A man taking shelter in a Seattle church to avoid deportation is not giving up.

Jose Robles came to Gethsemane Lutheran Church nearly two weeks ago, the same day he was scheduled to board a flight to Mexico.

Robles had lived in the U.S. for 18 years and is the father of three girls. He runs a small painting company in Lakewood.

“In this situation, I find myself in, is one of the most difficult I’ve ever had to face,” said Robles through an interpreter.

His immigration fight began years ago after several traffic violations.

MORE: Man seeks sanctuary in Seattle church to avoid deportation

Robles is able to shelter at the church because of an Immigrations and Customs Enforcement policy on "sensitive locations." Generally, it means ICE agents refrain from conducting arrest at places like schools, medical center, and places of worship.

An ICE spokesperson sent the following statement:

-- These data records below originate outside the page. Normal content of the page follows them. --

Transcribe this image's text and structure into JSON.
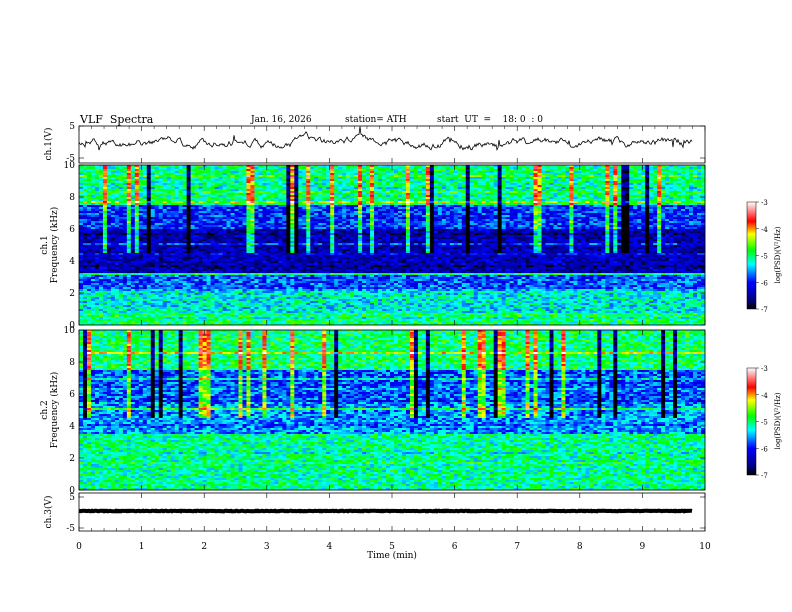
{
  "header": {
    "title": "VLF  Spectra",
    "date": "Jan. 16, 2026",
    "station": "station= ATH",
    "start": "start  UT  =    18: 0  : 0"
  },
  "chart_data": [
    {
      "type": "line",
      "ylabel": "ch.1(V)",
      "ylim": [
        -5,
        5
      ],
      "yticks": [
        "5",
        "-5"
      ],
      "xlim": [
        0,
        10
      ],
      "description_series": "waveform"
    },
    {
      "type": "heatmap",
      "ylabel": "ch.1\nFrequency (kHz)",
      "ylim": [
        0,
        10
      ],
      "yticks": [
        "0",
        "2",
        "4",
        "6",
        "8",
        "10"
      ],
      "xlim": [
        0,
        10
      ],
      "colorbar": {
        "label": "log(PSD)(V²/Hz)",
        "range": [
          -7,
          -3
        ],
        "ticks": [
          "-3",
          "-4",
          "-5",
          "-6",
          "-7"
        ]
      }
    },
    {
      "type": "heatmap",
      "ylabel": "ch.2\nFrequency (kHz)",
      "ylim": [
        0,
        10
      ],
      "yticks": [
        "0",
        "2",
        "4",
        "6",
        "8",
        "10"
      ],
      "xlim": [
        0,
        10
      ],
      "colorbar": {
        "label": "log(PSD)(V²/Hz)",
        "range": [
          -7,
          -3
        ],
        "ticks": [
          "-3",
          "-4",
          "-5",
          "-6",
          "-7"
        ]
      }
    },
    {
      "type": "line",
      "ylabel": "ch.3(V)",
      "ylim": [
        -5,
        5
      ],
      "yticks": [
        "5",
        "-5"
      ],
      "xlim": [
        0,
        10
      ],
      "xlabel": "Time  (min)",
      "xticks": [
        "0",
        "1",
        "2",
        "3",
        "4",
        "5",
        "6",
        "7",
        "8",
        "9",
        "10"
      ]
    }
  ],
  "ylabels": {
    "ch1v": "ch.1(V)",
    "ch1f_a": "ch.1",
    "ch1f_b": "Frequency  (kHz)",
    "ch2f_a": "ch.2",
    "ch2f_b": "Frequency  (kHz)",
    "ch3v": "ch.3(V)",
    "cbar": "log(PSD)(V²/Hz)"
  },
  "xlabel": "Time  (min)",
  "xticks": [
    "0",
    "1",
    "2",
    "3",
    "4",
    "5",
    "6",
    "7",
    "8",
    "9",
    "10"
  ],
  "vticks": [
    "5",
    "-5"
  ],
  "fticks": [
    "0",
    "2",
    "4",
    "6",
    "8",
    "10"
  ],
  "cticks": [
    "-3",
    "-4",
    "-5",
    "-6",
    "-7"
  ],
  "colors": {
    "deep": "#000050",
    "blue": "#0000ff",
    "cyan": "#00ffff",
    "green": "#00ff00",
    "yellow": "#ffff00",
    "red": "#ff0000",
    "white": "#ffffff"
  }
}
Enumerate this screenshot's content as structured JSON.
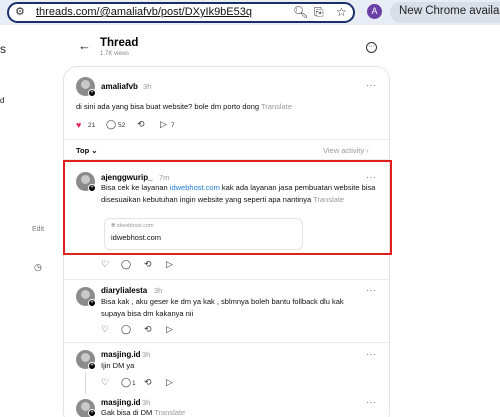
{
  "browser": {
    "url_prefix": "threads.com/@amaliafvb/post/DXyIk9bE53q",
    "update_label": "New Chrome available",
    "profile_initial": "A"
  },
  "sidebar": {
    "top_fragment": "s",
    "mid_fragment": "d",
    "edit_label": "Edit"
  },
  "header": {
    "title": "Thread",
    "views": "1.7K views"
  },
  "post": {
    "username": "amaliafvb",
    "time": "3h",
    "text": "di sini ada yang bisa buat website? bole dm porto dong",
    "translate": "Translate",
    "likes": "21",
    "comments": "52",
    "shares": "7"
  },
  "sort": {
    "label": "Top",
    "view_activity": "View activity"
  },
  "replies": [
    {
      "username": "ajenggwurip_",
      "time": "7m",
      "text_before": "Bisa cek ke layanan ",
      "link": "idwebhost.com",
      "text_after": " kak ada layanan jasa pembuatan website bisa disesuaikan kebutuhan ingin website yang seperti apa nantinya",
      "translate": "Translate",
      "preview_domain": "idwebhost.com",
      "preview_title": "idwebhost.com"
    },
    {
      "username": "diarylialesta",
      "time": "3h",
      "text": "Bisa kak , aku geser ke dm ya kak , sblmnya boleh bantu follback dlu kak supaya bisa dm kakanya nii"
    },
    {
      "username": "masjing.id",
      "time": "3h",
      "text": "Ijin DM ya",
      "comments": "1"
    },
    {
      "username": "masjing.id",
      "time": "3h",
      "text": "Gak bisa di DM",
      "translate": "Translate"
    }
  ],
  "colors": {
    "highlight": "#e0201c",
    "link": "#1d7bd6",
    "like": "#e0245e"
  }
}
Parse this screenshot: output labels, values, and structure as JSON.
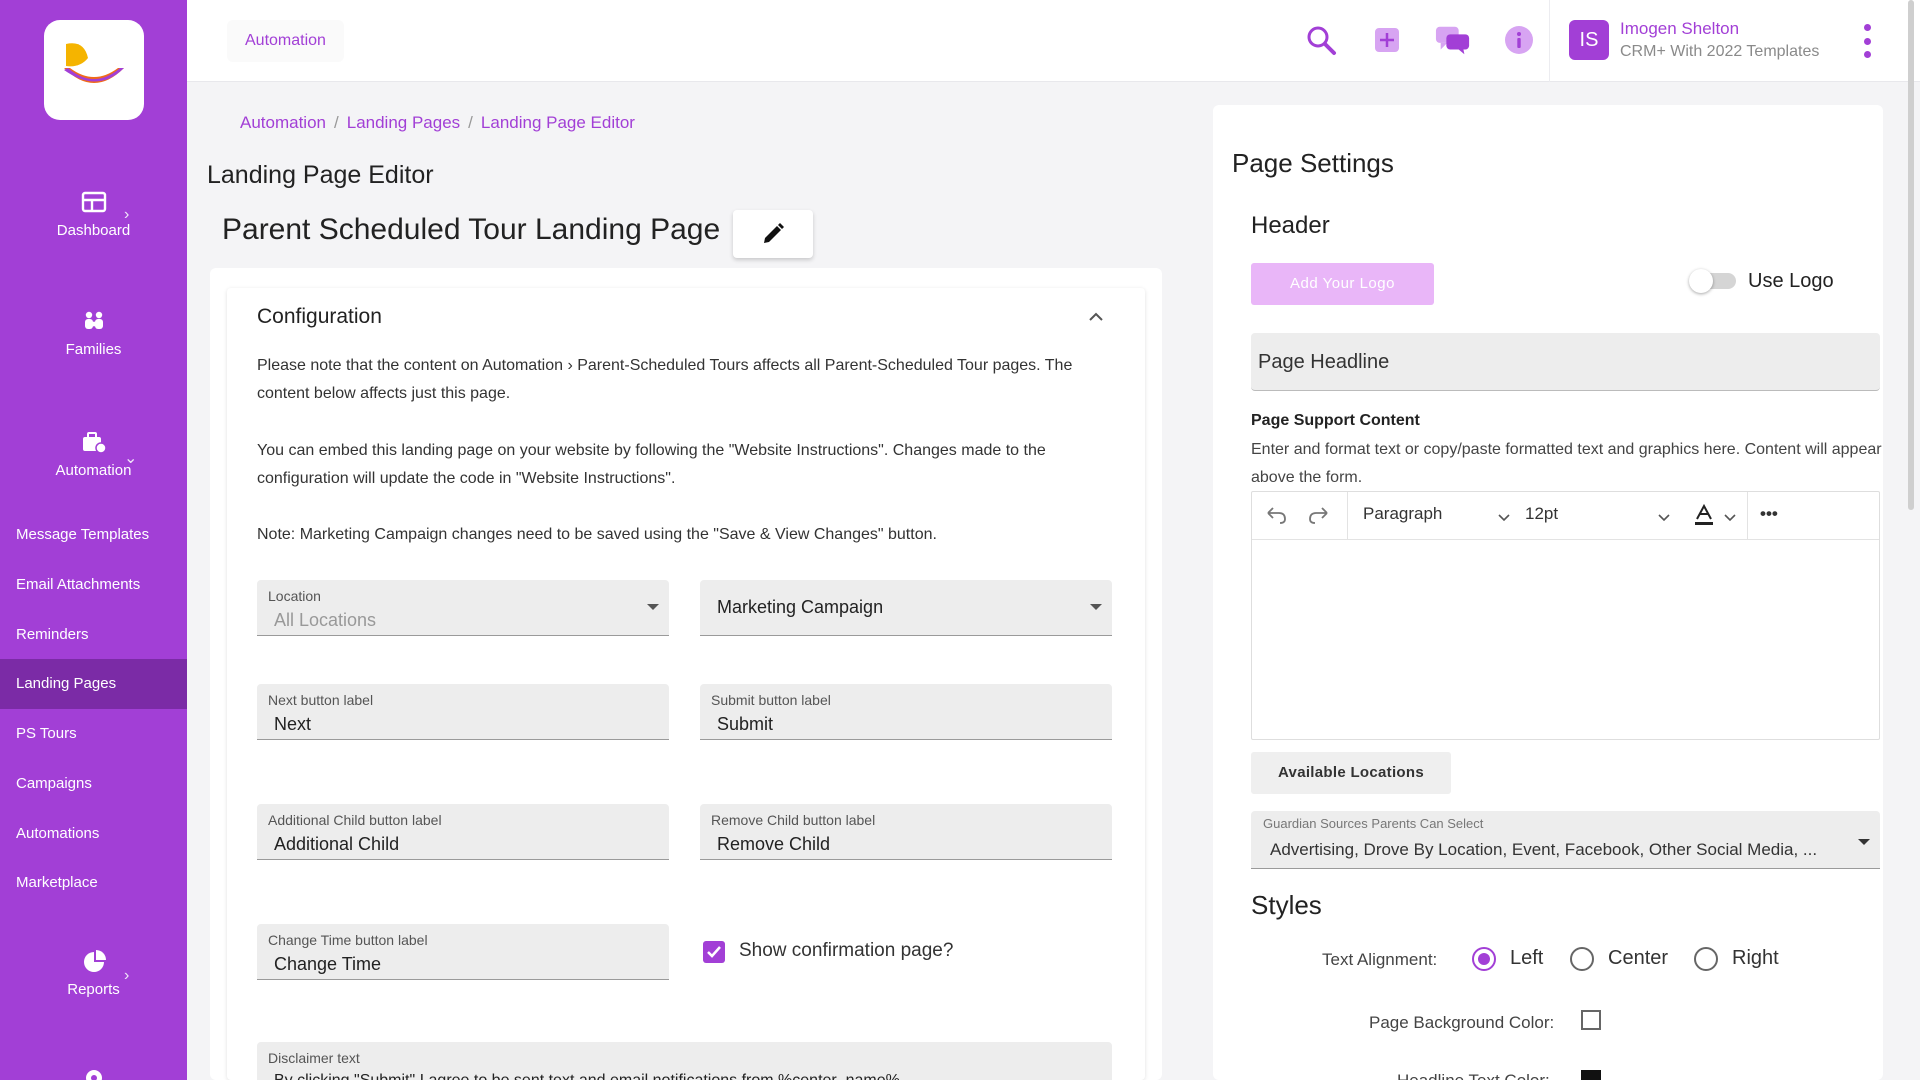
{
  "sidebar": {
    "main": [
      {
        "label": "Dashboard",
        "icon": "dashboard-icon"
      },
      {
        "label": "Families",
        "icon": "families-icon"
      },
      {
        "label": "Automation",
        "icon": "automation-icon"
      },
      {
        "label": "Reports",
        "icon": "reports-icon"
      }
    ],
    "items": [
      {
        "label": "Message Templates"
      },
      {
        "label": "Email Attachments"
      },
      {
        "label": "Reminders"
      },
      {
        "label": "Landing Pages",
        "active": true
      },
      {
        "label": "PS Tours"
      },
      {
        "label": "Campaigns"
      },
      {
        "label": "Automations"
      },
      {
        "label": "Marketplace"
      }
    ]
  },
  "topbar": {
    "tab": "Automation",
    "icons": [
      "search-icon",
      "add-icon",
      "chat-icon",
      "info-icon"
    ],
    "user": {
      "initials": "IS",
      "name": "Imogen Shelton",
      "subtitle": "CRM+ With 2022 Templates"
    }
  },
  "breadcrumb": [
    "Automation",
    "Landing Pages",
    "Landing Page Editor"
  ],
  "page_title": "Landing Page Editor",
  "landing_page_name": "Parent Scheduled Tour Landing Page",
  "config": {
    "title": "Configuration",
    "paragraphs": [
      "Please note that the content on Automation › Parent-Scheduled Tours affects all Parent-Scheduled Tour pages. The content below affects just this page.",
      "You can embed this landing page on your website by following the \"Website Instructions\". Changes made to the configuration will update the code in \"Website Instructions\".",
      "Note: Marketing Campaign changes need to be saved using the \"Save & View Changes\" button."
    ],
    "location": {
      "label": "Location",
      "value": "All Locations"
    },
    "campaign": {
      "value": "Marketing Campaign"
    },
    "next_label": {
      "label": "Next button label",
      "value": "Next"
    },
    "submit_label": {
      "label": "Submit button label",
      "value": "Submit"
    },
    "add_child": {
      "label": "Additional Child button label",
      "value": "Additional Child"
    },
    "remove_child": {
      "label": "Remove Child button label",
      "value": "Remove Child"
    },
    "change_time": {
      "label": "Change Time button label",
      "value": "Change Time"
    },
    "show_confirmation": {
      "label": "Show confirmation page?",
      "checked": true
    },
    "disclaimer": {
      "label": "Disclaimer text",
      "value": "By clicking \"Submit\" I agree to be sent text and email notifications from %center_name%"
    }
  },
  "settings": {
    "title": "Page Settings",
    "header_title": "Header",
    "add_logo": "Add Your Logo",
    "use_logo": "Use Logo",
    "headline": "Page Headline",
    "support_title": "Page Support Content",
    "support_desc": "Enter and format text or copy/paste formatted text and graphics here. Content will appear above the form.",
    "editor": {
      "block": "Paragraph",
      "size": "12pt",
      "more": "•••"
    },
    "available_locations": "Available Locations",
    "sources": {
      "label": "Guardian Sources Parents Can Select",
      "value": "Advertising, Drove By Location, Event, Facebook, Other Social Media, ..."
    },
    "styles_title": "Styles",
    "text_alignment_label": "Text Alignment:",
    "alignments": [
      "Left",
      "Center",
      "Right"
    ],
    "alignment_selected": "Left",
    "bg_color_label": "Page Background Color:",
    "headline_color_label": "Headline Text Color:"
  },
  "colors": {
    "brand": "#a23fd6",
    "brand_dark": "#7b2ba6"
  }
}
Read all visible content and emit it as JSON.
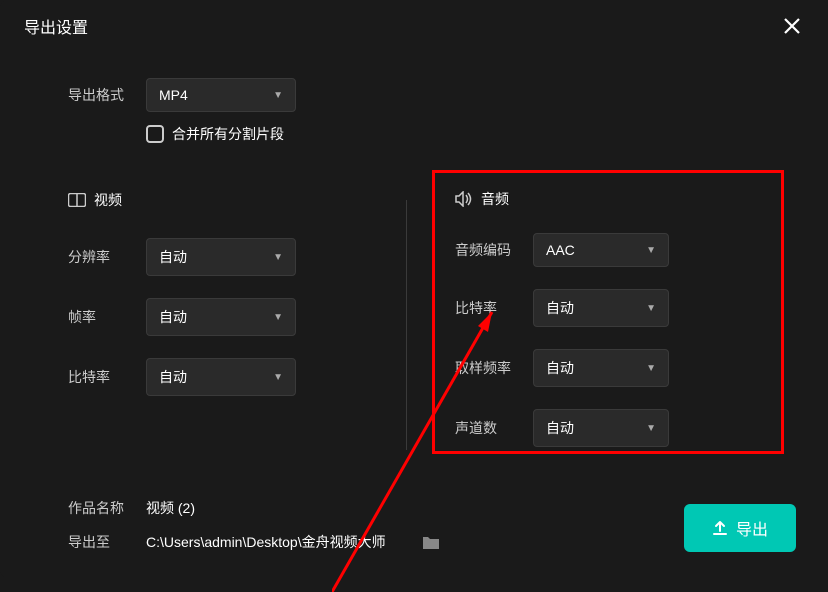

“ICE initially encountered Jose Robles-Martinez in 2010 following an arrest on local charges at the Pierce County Jail. Mr. Robles-Martinez is a native and citizen of Mexico who was ordered removed by an immigration judge in 2013. Since then, ICE has granted Mr. Robles-Martinez year-long stays of removals three separate times. ICE also allowed him an additional 90-days to prepare for his departure so that his children could finish the school year.”

“Determinations regarding the manner and location of arrests are made on a case-by-case basis, taking into consideration all aspects of the situation, including the target’s criminal history, safety considerations, the viability of the leads on the individual’s whereabouts, and the nature of the prospective arrest location.”

“We support Jose, a hard-working, faith-filled and family oriented man who has worked here for 18 years,” said Michael Ramos, executive director of the Church Council of Greater Seattle.

“Family has always come first for me, and this is why it’s tearing my heart apart,” said Robles. “I love my daughters and my wife, and I can see how this is affecting them, especially my youngest daughter Natalie.”

“I can’t get much sleep,” Natalie said. “Can’t eat that much. It’s all from this problem.”

Robles’ attorney, Sandy Restrepo, said she sees two primary options going forward – either they get an emergency stay of removal from the Board of Immigration Appeals, or a signature from Lakewood Police certifying him the victim of a violent crime. Then they believe he could qualify for a U.S. visa.

“Some sanctuary cases have lasted six to nine months, so we’re not sure what the timeline is exactly right now,” said Restrepo. “But if Lakewood doesn’t sign, it’d really be up to my client to decide how long he’d want to be in sanctuary.”

She added that his supporters tried to deliver pens to Lakewood PD – a symbol of the signature he needs. They said they were turned away.

Without some new development, Robles’ foreseeable future will take place inside the church.

“This has been the most impactful and our family has been very damaged psychologically because of this,” Robles said.

Lakewood Police did not initially return a request for comment. Previously, the department told KING 5 it could not discuss someone’s immigration status, so it couldn’t comment on the issue.